Your response should consist of one number, the count of lines below that contain "icon".

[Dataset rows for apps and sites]
╭──
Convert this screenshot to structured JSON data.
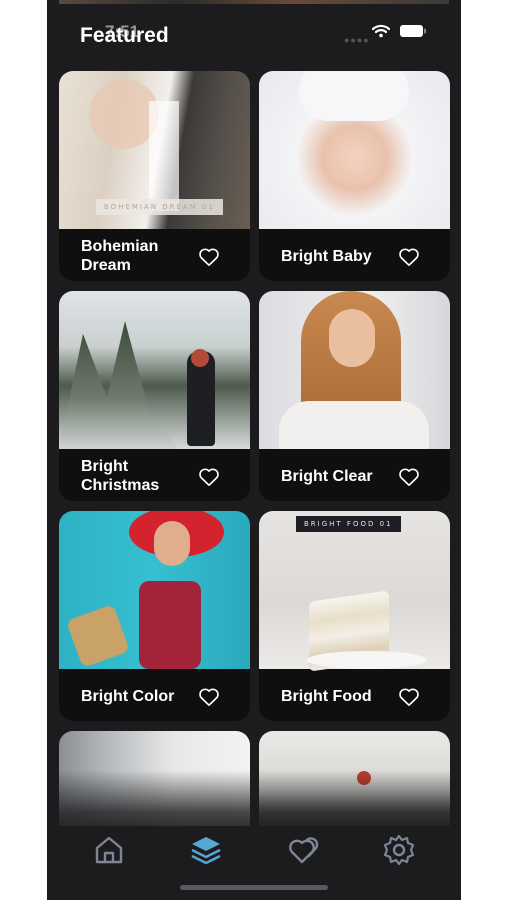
{
  "status_bar": {
    "time": "7:51"
  },
  "header": {
    "title": "Featured"
  },
  "cards": [
    {
      "label": "Bohemian Dream",
      "image_tag": "BOHEMIAN DREAM 01"
    },
    {
      "label": "Bright Baby"
    },
    {
      "label": "Bright Christmas"
    },
    {
      "label": "Bright Clear"
    },
    {
      "label": "Bright Color"
    },
    {
      "label": "Bright Food",
      "image_tag": "BRIGHT FOOD 01"
    }
  ],
  "tabbar": {
    "items": [
      "home-icon",
      "layers-icon",
      "favorites-icon",
      "settings-icon"
    ],
    "active_index": 1
  },
  "colors": {
    "background": "#1c1c1e",
    "card": "#0f0f10",
    "accent": "#57a7d6",
    "icon": "#7d8597"
  }
}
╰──
■ **Exercise answer**: 5